  • Investment Boost to Infrastructure:
    • Better irrigation facilities, easier access to credit, timely access to power, creating lots of warehouses, and ramping up of extension services including post-harvest marketing.
    • It is when such facilities are provided — either free or at an accessible price point — that the Indian farmer would become less vulnerable.
  • Eliminate Disguised Unemployment in Agriculture sector:
    • The solution to the economic distress of Indian farmers lies outside agriculture. It lies in boosting India’s industrial and services sectors.
    • These are the two sectors that can absorb the excess labour that is engaged at present in extremely unremunerative farm activities and provide them with well-paying jobs.
    • It is only when industries and services sectors grow rapidly for the next couple of decades that India’s farm distress will get alleviated.

News Summary

  • The fourth meeting between Union Ministers and farmer representatives to deliberate on their demands, including a legal guarantee for minimum support price on crops, remained inconclusive.
  • However, the meeting moved in a ‘positive’ direction as the government proposed to give a guarantee on procuring of five crops on Minimum Support Price (MSP).
  • A proposal was discussed in which the government agencies like NCCF and NAFED will get into a contract and buy produce pulses - arhar, tur and urad, and corn from the farmers on MSP.
    • There will be no limit on the quantity.
  • Similarly, the government proposed that the Cotton Corporation of India will enter 5-year agreement with farmers to buy cotton crops at MSP.
  • However, the protesting farmers have rejected the above mentioned proposals & demanded a legally guaranteed MSP for all crops across the country.

Q1) What is the role of the Commission for Agricultural Costs and Prices?

The Commission for Agricultural Costs and Prices (CACP), set up in 1965, is a decentralized agency of the Government of India (GoI). It is an expert body that recommends the Minimum Support Prices (MSPs) by taking into consideration various factors.

Q2) What is M S Swaminathan famous for?

M S Swaminathan is known as "Indian Father of Green Revolution" for his leadership and success in introducing and further developing high-yielding varieties of wheat in India.

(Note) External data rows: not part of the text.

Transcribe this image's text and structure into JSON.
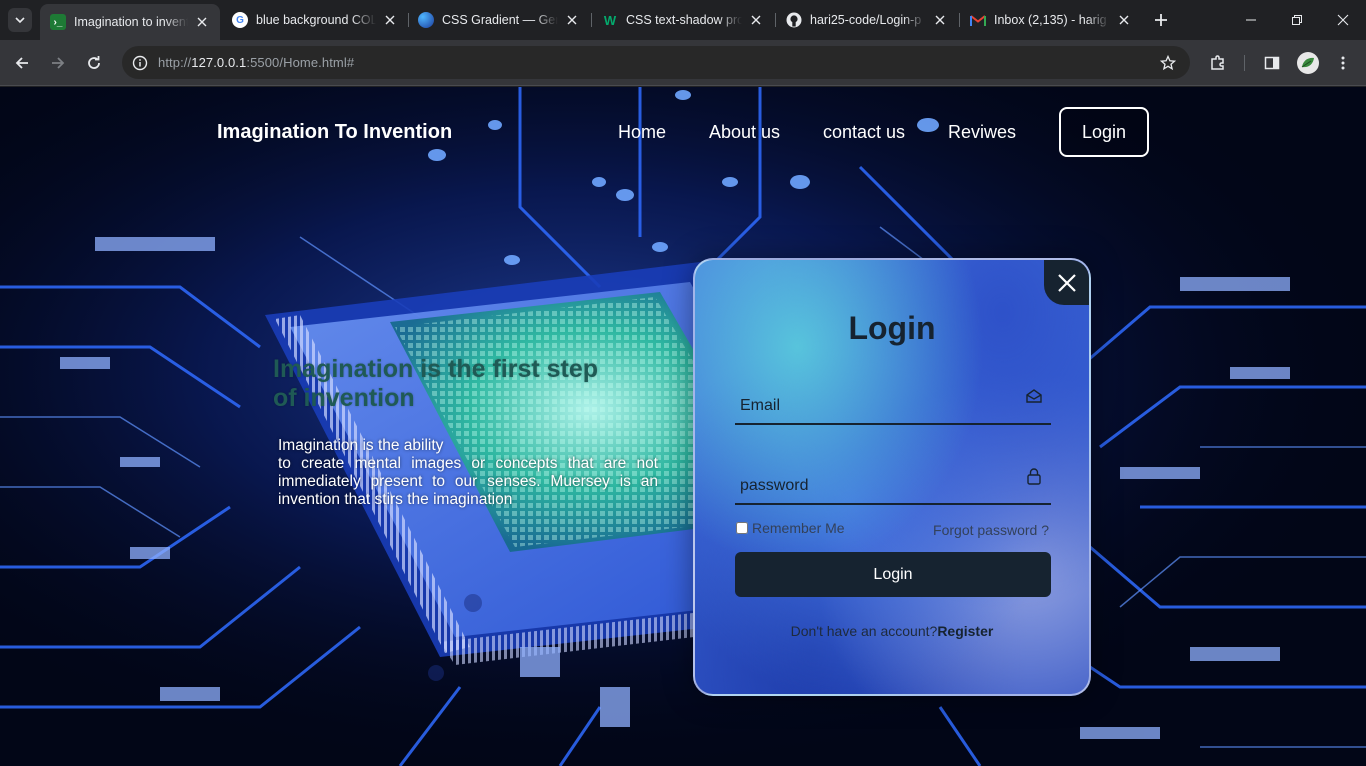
{
  "browser": {
    "tabs": [
      {
        "title": "Imagination to invent",
        "favicon": "vscode-live-icon",
        "active": true
      },
      {
        "title": "blue background COL",
        "favicon": "google-icon",
        "active": false
      },
      {
        "title": "CSS Gradient — Gene",
        "favicon": "cssgradient-icon",
        "active": false
      },
      {
        "title": "CSS text-shadow prop",
        "favicon": "w3schools-icon",
        "active": false
      },
      {
        "title": "hari25-code/Login-p",
        "favicon": "github-icon",
        "active": false
      },
      {
        "title": "Inbox (2,135) - harig",
        "favicon": "gmail-icon",
        "active": false
      }
    ],
    "url_prefix": "http://",
    "url_host": "127.0.0.1",
    "url_rest": ":5500/Home.html#"
  },
  "nav": {
    "logo": "Imagination To Invention",
    "links": [
      "Home",
      "About us",
      "contact us",
      "Reviwes"
    ],
    "login": "Login"
  },
  "hero": {
    "title": "Imagination is the first step of invention",
    "text_line1": "Imagination is the ability",
    "text_body": "to create mental images or concepts that are not immediately present to our senses. Muersey is an invention that stirs the imagination"
  },
  "login_form": {
    "title": "Login",
    "email_placeholder": "Email",
    "password_placeholder": "password",
    "remember": "Remember Me",
    "forgot": "Forgot password ?",
    "submit": "Login",
    "no_account": "Don't have an account?",
    "register": "Register"
  },
  "colors": {
    "modal_dark": "#162330",
    "hero_title": "#1f5a55",
    "circuit_glow": "#3a6cff"
  }
}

Source: Centre offers contract-based assured buying on MSP for five crops; farmers to get back today | Indian Express